» Problem statement: Where does the string "Signature" occur in the entries below? Copy every line where it does.

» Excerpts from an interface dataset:
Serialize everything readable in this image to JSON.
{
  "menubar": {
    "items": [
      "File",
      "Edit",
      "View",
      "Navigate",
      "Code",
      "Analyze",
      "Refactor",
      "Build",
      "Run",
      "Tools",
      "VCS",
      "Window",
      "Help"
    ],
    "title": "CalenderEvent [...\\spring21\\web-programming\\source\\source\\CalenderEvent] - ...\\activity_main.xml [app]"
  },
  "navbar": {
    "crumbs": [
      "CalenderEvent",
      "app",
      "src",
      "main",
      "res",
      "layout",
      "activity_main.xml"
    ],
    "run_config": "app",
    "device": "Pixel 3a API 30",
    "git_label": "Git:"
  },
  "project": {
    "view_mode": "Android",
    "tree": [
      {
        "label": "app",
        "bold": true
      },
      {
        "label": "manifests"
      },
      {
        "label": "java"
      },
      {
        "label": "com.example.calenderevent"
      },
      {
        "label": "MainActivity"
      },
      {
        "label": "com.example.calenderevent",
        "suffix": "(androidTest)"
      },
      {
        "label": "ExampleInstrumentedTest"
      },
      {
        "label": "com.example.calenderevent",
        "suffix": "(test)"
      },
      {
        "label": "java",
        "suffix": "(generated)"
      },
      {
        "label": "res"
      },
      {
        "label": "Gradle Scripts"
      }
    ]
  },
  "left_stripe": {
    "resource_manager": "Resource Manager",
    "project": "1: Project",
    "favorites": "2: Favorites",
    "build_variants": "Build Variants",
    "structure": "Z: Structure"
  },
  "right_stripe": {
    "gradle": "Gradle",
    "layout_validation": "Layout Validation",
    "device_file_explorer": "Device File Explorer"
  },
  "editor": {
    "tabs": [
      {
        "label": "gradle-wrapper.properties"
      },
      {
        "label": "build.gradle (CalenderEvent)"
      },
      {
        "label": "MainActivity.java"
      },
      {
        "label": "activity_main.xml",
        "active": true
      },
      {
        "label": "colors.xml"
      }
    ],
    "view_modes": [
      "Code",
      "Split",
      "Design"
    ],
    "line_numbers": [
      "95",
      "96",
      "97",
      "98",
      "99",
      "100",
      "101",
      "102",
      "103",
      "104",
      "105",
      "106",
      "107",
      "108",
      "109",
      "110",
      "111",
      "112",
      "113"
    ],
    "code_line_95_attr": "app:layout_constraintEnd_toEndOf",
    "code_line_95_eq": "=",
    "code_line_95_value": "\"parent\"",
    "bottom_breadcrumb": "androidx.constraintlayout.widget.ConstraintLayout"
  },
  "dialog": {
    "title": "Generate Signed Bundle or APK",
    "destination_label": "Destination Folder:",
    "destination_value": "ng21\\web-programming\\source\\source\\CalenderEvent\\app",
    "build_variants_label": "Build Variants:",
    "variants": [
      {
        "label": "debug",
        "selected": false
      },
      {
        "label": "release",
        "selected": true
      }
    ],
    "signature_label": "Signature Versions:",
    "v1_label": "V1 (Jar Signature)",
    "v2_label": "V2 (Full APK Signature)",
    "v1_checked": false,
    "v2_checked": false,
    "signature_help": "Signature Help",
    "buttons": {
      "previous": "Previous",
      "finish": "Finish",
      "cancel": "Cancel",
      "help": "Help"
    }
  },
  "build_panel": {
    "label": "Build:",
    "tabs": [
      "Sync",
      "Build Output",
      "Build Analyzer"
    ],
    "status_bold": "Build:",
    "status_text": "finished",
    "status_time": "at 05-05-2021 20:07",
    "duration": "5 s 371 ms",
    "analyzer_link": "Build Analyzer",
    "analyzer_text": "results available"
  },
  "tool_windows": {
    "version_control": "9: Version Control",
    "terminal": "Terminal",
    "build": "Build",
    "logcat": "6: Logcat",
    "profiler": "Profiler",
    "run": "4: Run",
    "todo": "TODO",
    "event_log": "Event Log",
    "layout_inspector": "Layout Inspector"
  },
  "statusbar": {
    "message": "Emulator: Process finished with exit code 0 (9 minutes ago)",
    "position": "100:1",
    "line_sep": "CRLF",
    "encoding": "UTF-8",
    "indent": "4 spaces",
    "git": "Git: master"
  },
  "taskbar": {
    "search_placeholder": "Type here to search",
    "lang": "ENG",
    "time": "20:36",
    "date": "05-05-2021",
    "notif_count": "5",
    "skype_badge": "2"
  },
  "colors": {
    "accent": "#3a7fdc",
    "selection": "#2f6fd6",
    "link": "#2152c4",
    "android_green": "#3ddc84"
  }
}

» Solution to the exercise:
    "signature_label": "Signature Versions:",
    "v1_label": "V1 (Jar Signature)",
    "v2_label": "V2 (Full APK Signature)",
    "signature_help": "Signature Help",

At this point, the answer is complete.